Let’s face facts (also not PC in some circles): it is as close to impossible as you’d want to measure to voice a strongly-held opinion in this country or this planet without offending someone, likely many multiple someones. On any subject whatsoever. Dog walking. Guns in Schools. Regular vs Decaff. Am I lying? Look around you. Read a little bit and think about it. I have, and the inescapable conclusion I’ve come to is that the dictionary definition of PC is both accurate and completely meaningless. Most decent, thoughtful people willing to express a firm opinion understand that there are those who might disagree and generally are prepared to engage at that level, without giving a flying flip as to whether their opinion is “PC” or not. The term never arises. No. The term “Politically Correct” is used in one context, and one context only in this country—“You’re daring to suggest that I’m doing or saying something ignorant, bigoted, or thoughtless, and trying to make me feel bad about that and change my behavior.”
You doubt this? Read anything you want to in, for instance, the present Presidential campaign (if you can stand it) where the term is thrown about, and you’ll notice what direction it’s coming from. Always the same one—a case where someone does dare to suggest that maybe someone else wasn’t being entirely fair, or even decent, to another person or group of people, and immediately gets “PC” thrown in their face. Whatever its original meaning, this is what “PC” is now—an accusation that forms the first and last line of defense for indefensible behavior.

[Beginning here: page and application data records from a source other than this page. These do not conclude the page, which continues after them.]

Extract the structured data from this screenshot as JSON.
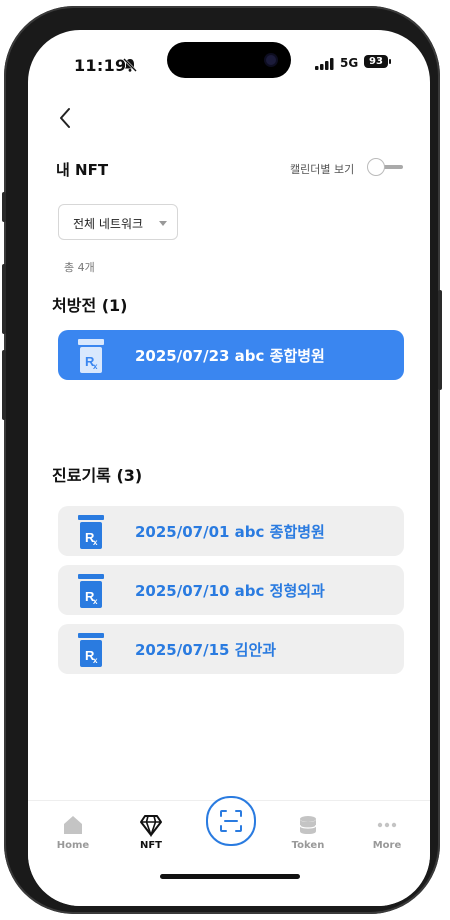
{
  "status_bar": {
    "time": "11:19",
    "network": "5G",
    "battery": "93"
  },
  "header": {
    "title": "내 NFT",
    "calendar_toggle_label": "캘린더별 보기"
  },
  "filter": {
    "selected": "전체 네트워크"
  },
  "summary": {
    "count": "총 4개"
  },
  "prescriptions": {
    "title": "처방전 (1)",
    "items": [
      {
        "label": "2025/07/23 abc 종합병원"
      }
    ]
  },
  "records": {
    "title": "진료기록 (3)",
    "items": [
      {
        "label": "2025/07/01 abc 종합병원"
      },
      {
        "label": "2025/07/10 abc 정형외과"
      },
      {
        "label": "2025/07/15 김안과"
      }
    ]
  },
  "tabbar": {
    "items": [
      {
        "label": "Home",
        "icon": "home-icon"
      },
      {
        "label": "NFT",
        "icon": "diamond-icon"
      },
      {
        "label": "",
        "icon": "scan-icon"
      },
      {
        "label": "Token",
        "icon": "database-icon"
      },
      {
        "label": "More",
        "icon": "more-icon"
      }
    ]
  },
  "colors": {
    "accent": "#3a86f0",
    "link": "#2a7be0",
    "card_gray": "#efefef"
  }
}
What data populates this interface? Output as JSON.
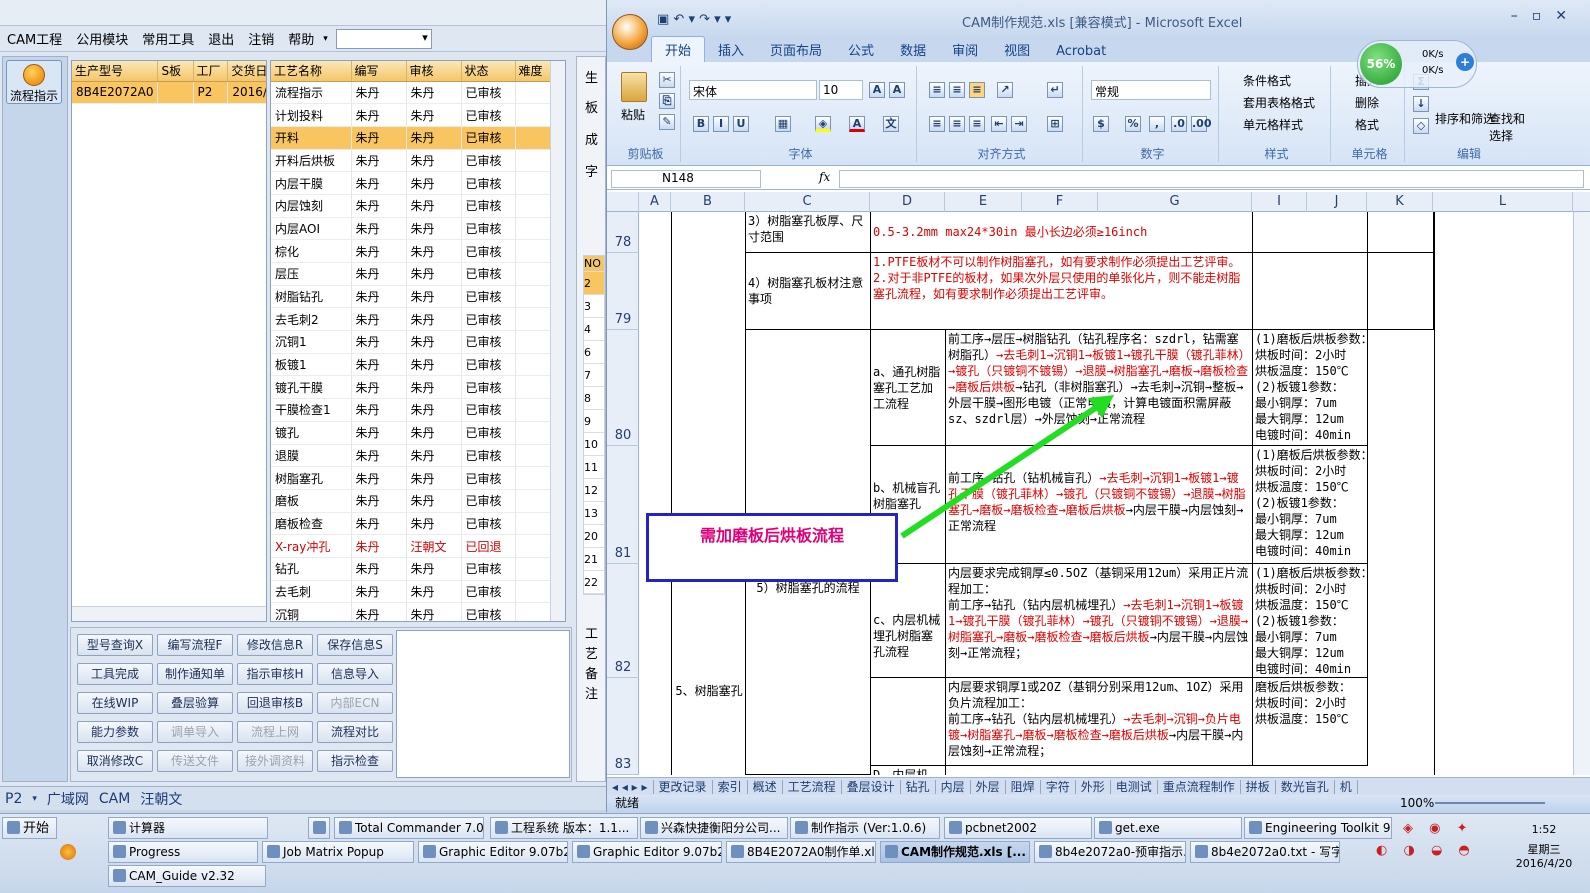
{
  "cam": {
    "menu": [
      "CAM工程",
      "公用模块",
      "常用工具",
      "退出",
      "注销",
      "帮助"
    ],
    "flow_btn": "流程指示",
    "grid1": {
      "headers": [
        "生产型号",
        "S板",
        "工厂",
        "交货日"
      ],
      "rows": [
        [
          "8B4E2072A0",
          "",
          "P2",
          "2016/"
        ]
      ]
    },
    "grid2": {
      "headers": [
        "工艺名称",
        "编写",
        "审核",
        "状态",
        "难度"
      ],
      "rows": [
        [
          "流程指示",
          "朱丹",
          "朱丹",
          "已审核"
        ],
        [
          "计划投料",
          "朱丹",
          "朱丹",
          "已审核"
        ],
        [
          "开料",
          "朱丹",
          "朱丹",
          "已审核"
        ],
        [
          "开料后烘板",
          "朱丹",
          "朱丹",
          "已审核"
        ],
        [
          "内层干膜",
          "朱丹",
          "朱丹",
          "已审核"
        ],
        [
          "内层蚀刻",
          "朱丹",
          "朱丹",
          "已审核"
        ],
        [
          "内层AOI",
          "朱丹",
          "朱丹",
          "已审核"
        ],
        [
          "棕化",
          "朱丹",
          "朱丹",
          "已审核"
        ],
        [
          "层压",
          "朱丹",
          "朱丹",
          "已审核"
        ],
        [
          "树脂钻孔",
          "朱丹",
          "朱丹",
          "已审核"
        ],
        [
          "去毛刺2",
          "朱丹",
          "朱丹",
          "已审核"
        ],
        [
          "沉铜1",
          "朱丹",
          "朱丹",
          "已审核"
        ],
        [
          "板镀1",
          "朱丹",
          "朱丹",
          "已审核"
        ],
        [
          "镀孔干膜",
          "朱丹",
          "朱丹",
          "已审核"
        ],
        [
          "干膜检查1",
          "朱丹",
          "朱丹",
          "已审核"
        ],
        [
          "镀孔",
          "朱丹",
          "朱丹",
          "已审核"
        ],
        [
          "退膜",
          "朱丹",
          "朱丹",
          "已审核"
        ],
        [
          "树脂塞孔",
          "朱丹",
          "朱丹",
          "已审核"
        ],
        [
          "磨板",
          "朱丹",
          "朱丹",
          "已审核"
        ],
        [
          "磨板检查",
          "朱丹",
          "朱丹",
          "已审核"
        ],
        [
          "X-ray冲孔",
          "朱丹",
          "汪朝文",
          "已回退"
        ],
        [
          "钻孔",
          "朱丹",
          "朱丹",
          "已审核"
        ],
        [
          "去毛刺",
          "朱丹",
          "朱丹",
          "已审核"
        ],
        [
          "沉铜",
          "朱丹",
          "朱丹",
          "已审核"
        ]
      ]
    },
    "buttons": [
      [
        "型号查询X",
        "编写流程F",
        "修改信息R",
        "保存信息S"
      ],
      [
        "工具完成",
        "制作通知单",
        "指示审核H",
        "信息导入"
      ],
      [
        "在线WIP",
        "叠层验算",
        "回退审核B",
        "内部ECN"
      ],
      [
        "能力参数",
        "调单导入",
        "流程上网",
        "流程对比"
      ],
      [
        "取消修改C",
        "传送文件",
        "接外调资料",
        "指示检查"
      ]
    ],
    "disabled": [
      "内部ECN",
      "调单导入",
      "流程上网",
      "传送文件",
      "接外调资料"
    ],
    "right_labels": [
      "生",
      "板",
      "成",
      "字"
    ],
    "right_labels2": [
      "工",
      "艺",
      "备",
      "注"
    ],
    "no_col": [
      "NO",
      "2",
      "3",
      "4",
      "6",
      "7",
      "8",
      "9",
      "10",
      "11",
      "12",
      "13",
      "20",
      "21",
      "22"
    ],
    "bottom_tabs": [
      "P2",
      "广域网",
      "CAM",
      "汪朝文"
    ]
  },
  "excel": {
    "title": "CAM制作规范.xls  [兼容模式] - Microsoft Excel",
    "tabs": [
      "开始",
      "插入",
      "页面布局",
      "公式",
      "数据",
      "审阅",
      "视图",
      "Acrobat"
    ],
    "ribbon": {
      "paste": "粘贴",
      "clipboard": "剪贴板",
      "font": "宋体",
      "size": "10",
      "font_group": "字体",
      "align_group": "对齐方式",
      "numfmt": "常规",
      "number_group": "数字",
      "cond": "条件格式",
      "table": "套用表格格式",
      "cellstyle": "单元格样式",
      "style_group": "样式",
      "insert": "插入",
      "delete": "删除",
      "format": "格式",
      "cells_group": "单元格",
      "sort": "排序和筛选",
      "find": "查找和选择",
      "edit_group": "编辑",
      "percent": "56%",
      "up": "0K/s",
      "down": "0K/s"
    },
    "namebox": "N148",
    "cols": [
      "A",
      "B",
      "C",
      "D",
      "E",
      "F",
      "G",
      "I",
      "J",
      "K",
      "L"
    ],
    "rows": [
      "78",
      "79",
      "80",
      "81",
      "82",
      "83"
    ],
    "cells": {
      "c78": "3）树脂塞孔板厚、尺寸范围",
      "d78": "0.5-3.2mm    max24*30in 最小长边必须≥16inch",
      "c79": "4）树脂塞孔板材注意事项",
      "d79": "1.PTFE板材不可以制作树脂塞孔，如有要求制作必须提出工艺评审。\n2.对于非PTFE的板材，如果次外层只使用的单张化片，则不能走树脂塞孔流程，如有要求制作必须提出工艺评审。",
      "d80": "a、通孔树脂塞孔工艺加工流程",
      "e80a": "前工序→层压→树脂钻孔（钻孔程序名：szdrl，钻需塞树脂孔）",
      "e80b": "→去毛刺1→沉铜1→板镀1→镀孔干膜（镀孔菲林）→镀孔（只镀铜不镀锡）→退膜→树脂塞孔→磨板→磨板检查→磨板后烘板",
      "e80c": "→钻孔（非树脂塞孔）→去毛刺→沉铜→整板→外层干膜→图形电镀（正常电镀，计算电镀面积需屏蔽sz、szdrl层）→外层蚀刻→正常流程",
      "i80": "(1)磨板后烘板参数：\n烘板时间：2小时\n烘板温度：150℃\n(2)板镀1参数：\n最小铜厚：7um\n最大铜厚：12um\n电镀时间：40min",
      "d81": "b、机械盲孔树脂塞孔",
      "e81a": "前工序→钻孔（钻机械盲孔）",
      "e81b": "→去毛刺→沉铜1→板镀1→镀孔干膜（镀孔菲林）→镀孔（只镀铜不镀锡）→退膜→树脂塞孔→磨板→磨板检查→磨板后烘板",
      "e81c": "→内层干膜→内层蚀刻→正常流程",
      "i81": "(1)磨板后烘板参数：\n烘板时间：2小时\n烘板温度：150℃\n(2)板镀1参数：\n最小铜厚：7um\n最大铜厚：12um\n电镀时间：40min",
      "c82": "5）树脂塞孔的流程",
      "d82": "c、内层机械埋孔树脂塞孔流程",
      "e82a": "内层要求完成铜厚≤0.5OZ（基铜采用12um）采用正片流程加工：\n前工序→钻孔（钻内层机械埋孔）",
      "e82b": "→去毛刺1→沉铜1→板镀1→镀孔干膜（镀孔菲林）→镀孔（只镀铜不镀锡）→退膜→树脂塞孔→磨板→磨板检查→磨板后烘板",
      "e82c": "→内层干膜→内层蚀刻→正常流程；",
      "i82": "(1)磨板后烘板参数：\n烘板时间：2小时\n烘板温度：150℃\n(2)板镀1参数：\n最小铜厚：7um\n最大铜厚：12um\n电镀时间：40min",
      "b83": "5、树脂塞孔",
      "e83a": "内层要求铜厚1或2OZ（基铜分别采用12um、1OZ）采用负片流程加工：\n前工序→钻孔（钻内层机械埋孔）",
      "e83b": "→去毛刺→沉铜→负片电镀→树脂塞孔→磨板→磨板检查→磨板后烘板",
      "e83c": "→内层干膜→内层蚀刻→正常流程；",
      "i83": "磨板后烘板参数：\n烘板时间：2小时\n烘板温度：150℃",
      "d84": "D、内层机"
    },
    "sheets": [
      "更改记录",
      "索引",
      "概述",
      "工艺流程",
      "叠层设计",
      "钻孔",
      "内层",
      "外层",
      "阻焊",
      "字符",
      "外形",
      "电测试",
      "重点流程制作",
      "拼板",
      "数光盲孔",
      "机"
    ],
    "status": "就绪",
    "zoom": "100%"
  },
  "callout": "需加磨板后烘板流程",
  "taskbar": {
    "start": "开始",
    "row1": [
      "计算器",
      "",
      "Total Commander 7.0 ...",
      "工程系统  版本：1.1...",
      "兴森快捷衡阳分公司...",
      "制作指示 (Ver:1.0.6)",
      "pcbnet2002",
      "get.exe",
      "Engineering Toolkit 9.0..."
    ],
    "row2": [
      "Progress",
      "Job Matrix Popup",
      "Graphic Editor 9.07b2 (...",
      "Graphic Editor 9.07b2 (...",
      "8B4E2072A0制作单.xls...",
      "CAM制作规范.xls [...",
      "8b4e2072a0-预审指示...",
      "8b4e2072a0.txt - 写字板"
    ],
    "row3": [
      "CAM_Guide v2.32"
    ],
    "time": "1:52",
    "weekday": "星期三",
    "date": "2016/4/20"
  }
}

Which brings me back, in my roundabout fashion, to the World Fantasy Convention. The situation in its specifics are pretty straightforward—drafts of the programming became public, and more than a few interested parties suggested that, perhaps, the programming was a little light on subjects specific to writers of color and new voices and trends in fantasy literature and perhaps it was time to bring the tone of WFC a bit forward in time. To put it mildly, these suggestions were not well received. Apparently the phrase “a few PC ignorami” was used in reference to those making said suggestions, which told me that a thoughtful and measured response was off the table. I would say the programming chair is a bit old-school, but really that is something that could as well be said of WFC itself. Its roots are deep in pulp culture and the field as it existed during the heyday of Weird Tales. This is not a bad thing. It’s only bad if it’s used as an excuse to resist change and growth.
I want to be very clear on one thing—I love the World Fantasy Convention. It’s the one convention I can say this about–If I had time and the means, I would go every year. That doesn’t mean I expect it to keep the same focus—other than the focus it has always had on the professional aspects of the field, and no one has suggested it do otherwise. No. You respect the past, but do we really need one more panel on Lovecraft, especially at the expense of taking a better look and discussing more aspects of what the field is today? I don’t think so.
This is not “a few PC ignorami.” This is an intervention. Everything changes, grows, or dies. We love you, WFC. We don’t want you to die.
If you think that’s PC, you’re not listening. Which is what PC really means.